Crystalline glass cases with milky translucent lights are arranged in roughly concentric if irregular patterns to hold a series of extraordinary objects, while a wall of recessed spaces frame masks as if they were staring out from a portrait gallery or a high-end peep show. On a screen over the entrance to Upside Down play excerpts from an incomplete if newly restored version of Carpenter’s 1957 Dorset Film, which documents the Dorset People.
To start with the cases is to feel like Cartier lost out by devoting attention to mere diamonds. The paradox of this assortment of tools, devotional objects, and animal and humanoid forms is the way such tiny objects could feel so massive, portentous, and overwhelming.
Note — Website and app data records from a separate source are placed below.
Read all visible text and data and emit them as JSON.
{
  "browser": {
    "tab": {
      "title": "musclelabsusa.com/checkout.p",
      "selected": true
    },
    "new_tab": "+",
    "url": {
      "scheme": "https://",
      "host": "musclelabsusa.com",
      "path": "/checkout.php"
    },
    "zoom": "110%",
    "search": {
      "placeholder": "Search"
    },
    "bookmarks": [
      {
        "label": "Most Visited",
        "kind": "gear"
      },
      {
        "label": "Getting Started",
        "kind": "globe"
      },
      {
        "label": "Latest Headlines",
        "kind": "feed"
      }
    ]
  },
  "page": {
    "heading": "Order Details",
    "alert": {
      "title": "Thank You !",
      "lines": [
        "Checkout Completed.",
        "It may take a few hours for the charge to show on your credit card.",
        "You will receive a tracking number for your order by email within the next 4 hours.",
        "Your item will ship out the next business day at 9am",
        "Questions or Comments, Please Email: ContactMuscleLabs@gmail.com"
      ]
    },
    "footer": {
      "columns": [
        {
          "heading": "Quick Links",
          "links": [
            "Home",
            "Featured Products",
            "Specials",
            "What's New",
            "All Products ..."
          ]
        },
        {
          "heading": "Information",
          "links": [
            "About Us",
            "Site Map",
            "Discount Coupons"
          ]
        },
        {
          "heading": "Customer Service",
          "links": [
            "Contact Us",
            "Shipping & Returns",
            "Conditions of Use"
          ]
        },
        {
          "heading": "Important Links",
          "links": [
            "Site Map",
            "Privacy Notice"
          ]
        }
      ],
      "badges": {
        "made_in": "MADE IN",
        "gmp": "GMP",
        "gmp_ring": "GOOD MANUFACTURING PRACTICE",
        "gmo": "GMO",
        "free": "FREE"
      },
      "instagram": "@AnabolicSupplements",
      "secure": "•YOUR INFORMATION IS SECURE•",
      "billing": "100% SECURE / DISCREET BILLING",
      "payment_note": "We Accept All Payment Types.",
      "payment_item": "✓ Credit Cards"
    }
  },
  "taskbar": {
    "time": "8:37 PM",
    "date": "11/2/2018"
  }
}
The artifacts date between 200 BC and 1400 AD, and although at times they can feel somewhat alien, there is deep pathos in miniature birds, human figures woven into pendants to hang upside-down around the neck, a delicate bear fetus, carefully crafted chain links, and an intricately carved effigy of a seal.
At times the border between sculpture and tool is as happily unclear as the border between animal and human. Even more moving is a series of human faces and figures. The scale of these is also incredibly small, which seems suited to the place people occupy in an unrelenting climate. The faces are elongated and the noses prominent while eyes and limbs seem to recede from view.
Although everything in room feels miraculous and strange—even the sheer amount of space—it’s hard not to be utterly captivated by the Yup’ik masks, many of which date from the late 19th and early 20th century and which were constructed by skilled artisans often under the direction of shamans and used in a variety of dancing and singing rituals.
The objects are totemic, narrative, and often witness the blending of human and animal form or the blending of boats and marine life, as if we are all creatures of the sea and tied together as such. Wheeler’s light sculpting is particularly striking, with several of the masks staring out from a haunting blue square of light.
Don’t miss the iconic “Sea Otter Mask with Spirit Face,” which features a green otter with splayed, swimming limbs and a face planted on his back. Often the simplest works were my favorites, such as the “Sculpin Mask,” which features a large whale smiling with bared teeth and a set of oars extended from what might be a series of benches for rowers carved down the spine. Two delicate white feathers fan out from the tail.
Like this whale, so many of the masks seemed to be making contact with the viewer. As I walked past a few times I could swear they were not grimacing but rather smiling, just a little, as if they knew something as old and as secret as the snow.
Pausing in front of them, I swear I could almost hear what it was.